Supplied material Start Marker

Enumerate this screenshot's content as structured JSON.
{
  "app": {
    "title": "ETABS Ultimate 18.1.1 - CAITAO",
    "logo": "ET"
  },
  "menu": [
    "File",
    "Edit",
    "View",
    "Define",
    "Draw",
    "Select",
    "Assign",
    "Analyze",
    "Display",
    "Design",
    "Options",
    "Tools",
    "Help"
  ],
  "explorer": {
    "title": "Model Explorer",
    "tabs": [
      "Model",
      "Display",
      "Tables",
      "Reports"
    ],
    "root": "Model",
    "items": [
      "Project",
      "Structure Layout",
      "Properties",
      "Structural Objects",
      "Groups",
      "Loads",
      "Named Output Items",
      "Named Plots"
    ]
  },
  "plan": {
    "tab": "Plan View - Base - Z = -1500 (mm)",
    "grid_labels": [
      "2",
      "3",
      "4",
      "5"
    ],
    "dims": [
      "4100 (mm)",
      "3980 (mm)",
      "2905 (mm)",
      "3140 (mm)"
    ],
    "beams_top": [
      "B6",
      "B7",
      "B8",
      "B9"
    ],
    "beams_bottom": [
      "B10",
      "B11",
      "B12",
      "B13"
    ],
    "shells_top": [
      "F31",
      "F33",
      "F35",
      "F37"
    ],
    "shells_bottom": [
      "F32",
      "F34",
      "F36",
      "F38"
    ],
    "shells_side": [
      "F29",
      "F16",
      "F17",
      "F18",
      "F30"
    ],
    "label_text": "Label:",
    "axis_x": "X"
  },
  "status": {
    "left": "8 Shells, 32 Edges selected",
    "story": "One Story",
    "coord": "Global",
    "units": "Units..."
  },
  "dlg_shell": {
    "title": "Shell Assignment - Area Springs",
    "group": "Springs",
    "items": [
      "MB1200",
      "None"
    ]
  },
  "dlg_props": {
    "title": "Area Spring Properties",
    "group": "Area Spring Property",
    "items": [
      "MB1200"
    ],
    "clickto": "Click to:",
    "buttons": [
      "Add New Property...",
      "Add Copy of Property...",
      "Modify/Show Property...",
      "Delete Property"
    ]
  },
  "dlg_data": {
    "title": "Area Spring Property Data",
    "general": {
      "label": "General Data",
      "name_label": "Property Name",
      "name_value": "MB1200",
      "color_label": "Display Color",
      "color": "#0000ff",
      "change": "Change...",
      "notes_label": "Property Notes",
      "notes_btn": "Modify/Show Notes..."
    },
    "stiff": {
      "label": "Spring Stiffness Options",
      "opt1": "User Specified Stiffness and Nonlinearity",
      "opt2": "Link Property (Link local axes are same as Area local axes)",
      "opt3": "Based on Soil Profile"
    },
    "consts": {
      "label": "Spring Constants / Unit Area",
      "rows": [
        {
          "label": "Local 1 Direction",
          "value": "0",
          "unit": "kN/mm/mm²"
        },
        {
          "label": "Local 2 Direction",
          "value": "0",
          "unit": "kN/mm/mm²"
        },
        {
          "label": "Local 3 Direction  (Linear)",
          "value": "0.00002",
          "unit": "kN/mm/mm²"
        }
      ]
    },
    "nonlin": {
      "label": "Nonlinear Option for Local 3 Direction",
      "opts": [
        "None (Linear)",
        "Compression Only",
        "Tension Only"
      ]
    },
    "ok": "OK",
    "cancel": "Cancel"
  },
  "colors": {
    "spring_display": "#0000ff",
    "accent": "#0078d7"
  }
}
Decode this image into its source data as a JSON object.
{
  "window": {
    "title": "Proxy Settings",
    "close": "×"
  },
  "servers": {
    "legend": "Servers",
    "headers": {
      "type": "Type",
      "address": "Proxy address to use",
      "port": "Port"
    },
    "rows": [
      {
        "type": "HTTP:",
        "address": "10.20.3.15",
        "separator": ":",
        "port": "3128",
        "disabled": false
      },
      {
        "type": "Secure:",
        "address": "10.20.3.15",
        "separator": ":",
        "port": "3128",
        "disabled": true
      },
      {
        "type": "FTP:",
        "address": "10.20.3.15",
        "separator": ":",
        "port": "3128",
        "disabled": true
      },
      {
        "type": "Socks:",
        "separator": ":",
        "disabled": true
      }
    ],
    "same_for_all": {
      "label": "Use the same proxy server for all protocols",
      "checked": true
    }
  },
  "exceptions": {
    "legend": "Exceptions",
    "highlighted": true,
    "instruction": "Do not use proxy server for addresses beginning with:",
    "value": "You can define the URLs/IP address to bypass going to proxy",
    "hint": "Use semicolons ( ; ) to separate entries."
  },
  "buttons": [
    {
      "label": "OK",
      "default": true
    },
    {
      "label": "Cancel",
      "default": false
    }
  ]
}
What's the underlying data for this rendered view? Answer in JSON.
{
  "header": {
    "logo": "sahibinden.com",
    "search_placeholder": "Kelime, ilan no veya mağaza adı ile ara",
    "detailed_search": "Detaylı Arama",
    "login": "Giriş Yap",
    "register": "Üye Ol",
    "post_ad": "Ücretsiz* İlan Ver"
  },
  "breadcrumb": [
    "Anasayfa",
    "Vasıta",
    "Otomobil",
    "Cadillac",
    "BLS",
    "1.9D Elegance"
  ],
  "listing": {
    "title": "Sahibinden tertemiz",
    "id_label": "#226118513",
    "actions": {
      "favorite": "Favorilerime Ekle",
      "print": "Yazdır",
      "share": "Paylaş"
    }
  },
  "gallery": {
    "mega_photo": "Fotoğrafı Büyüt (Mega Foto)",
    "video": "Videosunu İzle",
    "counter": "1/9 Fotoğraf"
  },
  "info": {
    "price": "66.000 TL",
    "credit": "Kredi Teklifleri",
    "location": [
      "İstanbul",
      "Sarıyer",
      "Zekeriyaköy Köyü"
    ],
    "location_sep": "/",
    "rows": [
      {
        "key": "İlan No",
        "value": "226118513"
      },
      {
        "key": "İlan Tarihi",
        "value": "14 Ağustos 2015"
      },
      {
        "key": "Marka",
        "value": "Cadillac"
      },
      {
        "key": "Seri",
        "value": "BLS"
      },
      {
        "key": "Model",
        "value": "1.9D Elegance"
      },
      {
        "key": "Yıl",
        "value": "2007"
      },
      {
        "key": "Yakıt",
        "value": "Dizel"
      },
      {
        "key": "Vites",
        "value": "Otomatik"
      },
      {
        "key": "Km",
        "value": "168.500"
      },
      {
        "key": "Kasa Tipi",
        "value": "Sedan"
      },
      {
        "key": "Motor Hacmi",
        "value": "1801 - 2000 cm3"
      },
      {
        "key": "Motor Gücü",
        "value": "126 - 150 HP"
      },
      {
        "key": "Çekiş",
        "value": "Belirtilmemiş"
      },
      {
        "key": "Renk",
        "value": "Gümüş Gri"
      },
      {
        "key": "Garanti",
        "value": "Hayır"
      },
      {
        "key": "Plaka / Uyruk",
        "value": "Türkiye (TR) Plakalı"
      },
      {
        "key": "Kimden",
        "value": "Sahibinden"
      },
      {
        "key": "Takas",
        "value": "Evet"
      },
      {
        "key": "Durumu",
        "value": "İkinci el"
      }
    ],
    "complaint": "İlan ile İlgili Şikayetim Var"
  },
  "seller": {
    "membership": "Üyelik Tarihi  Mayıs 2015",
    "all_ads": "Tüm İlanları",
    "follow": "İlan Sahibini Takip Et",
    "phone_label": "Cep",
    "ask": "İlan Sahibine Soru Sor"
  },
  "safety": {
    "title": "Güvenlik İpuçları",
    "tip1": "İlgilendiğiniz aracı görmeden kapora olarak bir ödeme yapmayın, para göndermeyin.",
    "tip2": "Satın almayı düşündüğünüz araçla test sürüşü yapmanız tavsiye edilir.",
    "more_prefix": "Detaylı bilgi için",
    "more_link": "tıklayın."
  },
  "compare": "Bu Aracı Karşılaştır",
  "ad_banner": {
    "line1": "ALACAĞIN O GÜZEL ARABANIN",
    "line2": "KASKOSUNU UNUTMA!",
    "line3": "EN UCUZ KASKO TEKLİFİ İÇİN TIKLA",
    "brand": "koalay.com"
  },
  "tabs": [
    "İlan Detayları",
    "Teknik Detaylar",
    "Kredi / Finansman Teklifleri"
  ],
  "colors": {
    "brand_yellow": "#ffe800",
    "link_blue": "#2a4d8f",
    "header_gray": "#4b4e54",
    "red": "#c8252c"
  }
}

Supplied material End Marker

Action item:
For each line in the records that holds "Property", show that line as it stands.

Answer space:
    "group": "Area Spring Property",
      "Add New Property...",
      "Add Copy of Property...",
      "Modify/Show Property...",
      "Delete Property"
    "title": "Area Spring Property Data",
      "name_label": "Property Name",
      "notes_label": "Property Notes",
      "opt2": "Link Property (Link local axes are same as Area local axes)",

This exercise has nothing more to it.